▶ _WORK TO COMPLETE_: If a line of the data below contains the string "this", copy it into your answer.
==== RECORDS TO PROCESS
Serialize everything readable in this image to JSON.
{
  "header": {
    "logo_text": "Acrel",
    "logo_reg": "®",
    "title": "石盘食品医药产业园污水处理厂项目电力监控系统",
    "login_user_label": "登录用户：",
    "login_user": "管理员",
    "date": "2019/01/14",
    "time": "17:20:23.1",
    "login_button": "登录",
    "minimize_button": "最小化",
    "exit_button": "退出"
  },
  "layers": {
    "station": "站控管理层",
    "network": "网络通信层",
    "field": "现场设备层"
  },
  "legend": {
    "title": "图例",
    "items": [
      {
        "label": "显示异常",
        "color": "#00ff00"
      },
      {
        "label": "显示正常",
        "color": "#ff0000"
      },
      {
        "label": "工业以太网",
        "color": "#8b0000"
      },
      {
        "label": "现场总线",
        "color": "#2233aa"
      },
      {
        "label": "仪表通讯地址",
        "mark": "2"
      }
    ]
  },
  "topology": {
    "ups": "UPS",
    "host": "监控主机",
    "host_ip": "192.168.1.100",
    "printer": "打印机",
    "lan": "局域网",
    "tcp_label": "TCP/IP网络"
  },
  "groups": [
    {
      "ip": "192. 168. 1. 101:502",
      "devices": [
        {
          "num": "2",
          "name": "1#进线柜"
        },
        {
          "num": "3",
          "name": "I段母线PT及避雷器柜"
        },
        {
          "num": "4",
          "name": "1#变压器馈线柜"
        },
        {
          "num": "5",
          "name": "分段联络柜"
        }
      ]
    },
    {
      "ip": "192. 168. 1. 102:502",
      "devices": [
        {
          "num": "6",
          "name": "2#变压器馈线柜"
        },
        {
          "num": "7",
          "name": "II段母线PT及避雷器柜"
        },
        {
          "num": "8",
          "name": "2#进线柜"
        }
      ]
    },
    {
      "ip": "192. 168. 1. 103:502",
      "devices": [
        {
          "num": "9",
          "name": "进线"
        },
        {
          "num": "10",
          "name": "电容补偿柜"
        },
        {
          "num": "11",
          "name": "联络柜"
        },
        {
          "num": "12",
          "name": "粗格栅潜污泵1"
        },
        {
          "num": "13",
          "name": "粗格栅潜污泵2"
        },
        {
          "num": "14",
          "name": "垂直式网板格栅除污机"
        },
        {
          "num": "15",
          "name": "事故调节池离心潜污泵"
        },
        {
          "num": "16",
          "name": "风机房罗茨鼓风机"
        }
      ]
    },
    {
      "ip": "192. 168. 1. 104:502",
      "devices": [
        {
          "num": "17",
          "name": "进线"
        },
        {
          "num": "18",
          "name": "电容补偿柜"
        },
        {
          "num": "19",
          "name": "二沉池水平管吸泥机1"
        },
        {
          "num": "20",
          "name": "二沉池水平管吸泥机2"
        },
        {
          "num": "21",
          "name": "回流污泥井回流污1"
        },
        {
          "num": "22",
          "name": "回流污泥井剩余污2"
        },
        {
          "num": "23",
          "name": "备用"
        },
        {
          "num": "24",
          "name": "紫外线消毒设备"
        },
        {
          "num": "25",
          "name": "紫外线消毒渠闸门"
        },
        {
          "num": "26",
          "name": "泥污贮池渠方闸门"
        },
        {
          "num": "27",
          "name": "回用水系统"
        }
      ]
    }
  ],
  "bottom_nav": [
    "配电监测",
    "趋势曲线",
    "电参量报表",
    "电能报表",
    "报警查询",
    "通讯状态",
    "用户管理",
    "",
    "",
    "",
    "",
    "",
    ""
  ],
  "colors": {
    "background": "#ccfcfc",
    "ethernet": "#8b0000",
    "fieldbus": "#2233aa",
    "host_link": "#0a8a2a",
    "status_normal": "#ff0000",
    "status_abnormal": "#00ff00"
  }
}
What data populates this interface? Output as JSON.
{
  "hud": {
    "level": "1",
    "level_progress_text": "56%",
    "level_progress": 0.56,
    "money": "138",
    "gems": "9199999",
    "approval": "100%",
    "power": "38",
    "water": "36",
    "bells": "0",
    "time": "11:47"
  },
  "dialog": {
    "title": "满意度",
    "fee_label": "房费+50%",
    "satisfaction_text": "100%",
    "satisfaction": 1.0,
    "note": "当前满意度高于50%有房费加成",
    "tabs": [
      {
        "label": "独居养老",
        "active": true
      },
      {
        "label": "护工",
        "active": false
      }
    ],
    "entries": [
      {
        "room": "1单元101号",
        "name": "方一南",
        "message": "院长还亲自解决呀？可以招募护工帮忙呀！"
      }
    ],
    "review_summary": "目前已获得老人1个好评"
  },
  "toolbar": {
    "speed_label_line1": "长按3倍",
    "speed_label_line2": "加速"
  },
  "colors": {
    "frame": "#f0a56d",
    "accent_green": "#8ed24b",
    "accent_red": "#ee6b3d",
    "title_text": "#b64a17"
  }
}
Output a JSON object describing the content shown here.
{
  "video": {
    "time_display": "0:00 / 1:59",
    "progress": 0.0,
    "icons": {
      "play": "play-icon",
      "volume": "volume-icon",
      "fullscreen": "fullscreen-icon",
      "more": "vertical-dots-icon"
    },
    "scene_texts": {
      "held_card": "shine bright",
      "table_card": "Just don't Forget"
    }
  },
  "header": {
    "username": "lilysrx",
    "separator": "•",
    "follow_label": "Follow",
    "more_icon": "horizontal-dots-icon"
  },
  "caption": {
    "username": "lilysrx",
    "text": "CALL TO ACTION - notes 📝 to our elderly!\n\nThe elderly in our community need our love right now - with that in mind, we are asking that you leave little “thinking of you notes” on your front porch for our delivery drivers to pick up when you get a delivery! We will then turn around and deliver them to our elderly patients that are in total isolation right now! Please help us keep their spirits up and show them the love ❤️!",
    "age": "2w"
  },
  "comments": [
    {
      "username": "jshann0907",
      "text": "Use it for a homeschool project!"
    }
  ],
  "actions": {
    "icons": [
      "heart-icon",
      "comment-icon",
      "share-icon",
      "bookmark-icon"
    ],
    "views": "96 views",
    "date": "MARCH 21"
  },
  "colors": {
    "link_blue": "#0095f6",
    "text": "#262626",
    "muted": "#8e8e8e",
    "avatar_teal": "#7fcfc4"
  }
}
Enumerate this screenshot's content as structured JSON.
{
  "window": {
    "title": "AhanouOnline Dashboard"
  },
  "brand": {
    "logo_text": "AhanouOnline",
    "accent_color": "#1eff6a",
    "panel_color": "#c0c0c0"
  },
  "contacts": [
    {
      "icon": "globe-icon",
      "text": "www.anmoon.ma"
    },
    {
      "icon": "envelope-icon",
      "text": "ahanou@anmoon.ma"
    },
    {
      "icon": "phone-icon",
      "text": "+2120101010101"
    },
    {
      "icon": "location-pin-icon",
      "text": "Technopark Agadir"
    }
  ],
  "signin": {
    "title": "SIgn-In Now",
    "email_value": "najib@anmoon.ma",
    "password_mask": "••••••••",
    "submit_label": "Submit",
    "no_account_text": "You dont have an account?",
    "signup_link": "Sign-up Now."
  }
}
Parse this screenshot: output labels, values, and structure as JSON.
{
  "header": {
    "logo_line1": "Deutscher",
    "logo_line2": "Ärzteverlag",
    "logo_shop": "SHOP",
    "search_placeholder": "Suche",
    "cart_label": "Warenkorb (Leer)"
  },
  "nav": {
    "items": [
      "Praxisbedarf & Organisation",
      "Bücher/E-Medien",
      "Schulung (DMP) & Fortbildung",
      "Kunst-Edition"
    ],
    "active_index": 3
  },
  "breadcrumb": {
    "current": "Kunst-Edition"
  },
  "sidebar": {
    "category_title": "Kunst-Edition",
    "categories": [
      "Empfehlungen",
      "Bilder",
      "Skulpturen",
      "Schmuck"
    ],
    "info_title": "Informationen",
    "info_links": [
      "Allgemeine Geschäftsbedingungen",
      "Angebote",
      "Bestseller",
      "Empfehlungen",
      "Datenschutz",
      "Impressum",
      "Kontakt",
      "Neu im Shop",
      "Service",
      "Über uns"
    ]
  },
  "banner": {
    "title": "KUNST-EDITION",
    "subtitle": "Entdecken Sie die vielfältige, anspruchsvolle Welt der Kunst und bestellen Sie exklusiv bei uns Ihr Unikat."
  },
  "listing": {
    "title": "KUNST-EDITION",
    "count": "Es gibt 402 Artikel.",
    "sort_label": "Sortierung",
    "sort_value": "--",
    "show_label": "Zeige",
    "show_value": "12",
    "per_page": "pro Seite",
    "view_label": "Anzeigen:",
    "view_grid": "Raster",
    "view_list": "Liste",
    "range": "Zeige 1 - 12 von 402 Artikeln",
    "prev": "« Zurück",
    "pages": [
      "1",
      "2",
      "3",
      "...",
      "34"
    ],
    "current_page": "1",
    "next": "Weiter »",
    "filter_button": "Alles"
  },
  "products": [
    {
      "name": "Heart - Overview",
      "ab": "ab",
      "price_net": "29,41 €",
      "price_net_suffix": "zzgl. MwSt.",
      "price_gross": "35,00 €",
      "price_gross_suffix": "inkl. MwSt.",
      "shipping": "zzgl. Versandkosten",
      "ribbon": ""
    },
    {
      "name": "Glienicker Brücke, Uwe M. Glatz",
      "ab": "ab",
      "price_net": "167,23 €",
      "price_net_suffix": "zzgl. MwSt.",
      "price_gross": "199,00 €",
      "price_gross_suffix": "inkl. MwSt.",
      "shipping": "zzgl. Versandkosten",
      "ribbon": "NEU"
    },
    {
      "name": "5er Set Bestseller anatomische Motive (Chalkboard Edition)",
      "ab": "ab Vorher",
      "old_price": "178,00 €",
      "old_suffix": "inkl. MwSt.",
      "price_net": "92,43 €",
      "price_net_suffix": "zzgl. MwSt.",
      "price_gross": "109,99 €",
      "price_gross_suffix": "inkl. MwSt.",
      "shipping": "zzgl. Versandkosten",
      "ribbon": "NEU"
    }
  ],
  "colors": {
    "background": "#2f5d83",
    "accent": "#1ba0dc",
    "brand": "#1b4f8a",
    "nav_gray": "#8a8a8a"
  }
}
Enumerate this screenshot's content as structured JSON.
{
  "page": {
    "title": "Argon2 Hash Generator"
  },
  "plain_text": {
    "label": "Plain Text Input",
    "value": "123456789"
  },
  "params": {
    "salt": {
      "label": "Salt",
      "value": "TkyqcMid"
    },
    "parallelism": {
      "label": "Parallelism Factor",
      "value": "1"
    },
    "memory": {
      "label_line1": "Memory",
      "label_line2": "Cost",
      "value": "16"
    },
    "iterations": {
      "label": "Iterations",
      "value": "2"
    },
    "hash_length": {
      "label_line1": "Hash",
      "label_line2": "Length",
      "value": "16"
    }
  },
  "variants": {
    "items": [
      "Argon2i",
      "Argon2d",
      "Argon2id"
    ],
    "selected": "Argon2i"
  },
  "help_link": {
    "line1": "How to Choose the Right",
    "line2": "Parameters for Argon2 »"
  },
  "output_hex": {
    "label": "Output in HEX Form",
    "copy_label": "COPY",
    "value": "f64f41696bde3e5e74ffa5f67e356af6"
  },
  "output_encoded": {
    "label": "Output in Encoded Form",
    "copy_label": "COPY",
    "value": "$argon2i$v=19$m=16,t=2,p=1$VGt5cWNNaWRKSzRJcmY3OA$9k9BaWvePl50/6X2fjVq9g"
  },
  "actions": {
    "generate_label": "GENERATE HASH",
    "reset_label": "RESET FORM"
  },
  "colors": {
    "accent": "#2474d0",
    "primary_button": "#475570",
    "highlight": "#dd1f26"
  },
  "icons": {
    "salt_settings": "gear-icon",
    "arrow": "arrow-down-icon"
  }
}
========
▶ _EXERCISE OUTPUT_:
Serialize everything readable in this image to JSON.
What data populates this interface? Output as JSON.
Enumerate this screenshot's content as structured JSON.
Parse this screenshot: output labels, values, and structure as JSON.
Enumerate this screenshot's content as structured JSON.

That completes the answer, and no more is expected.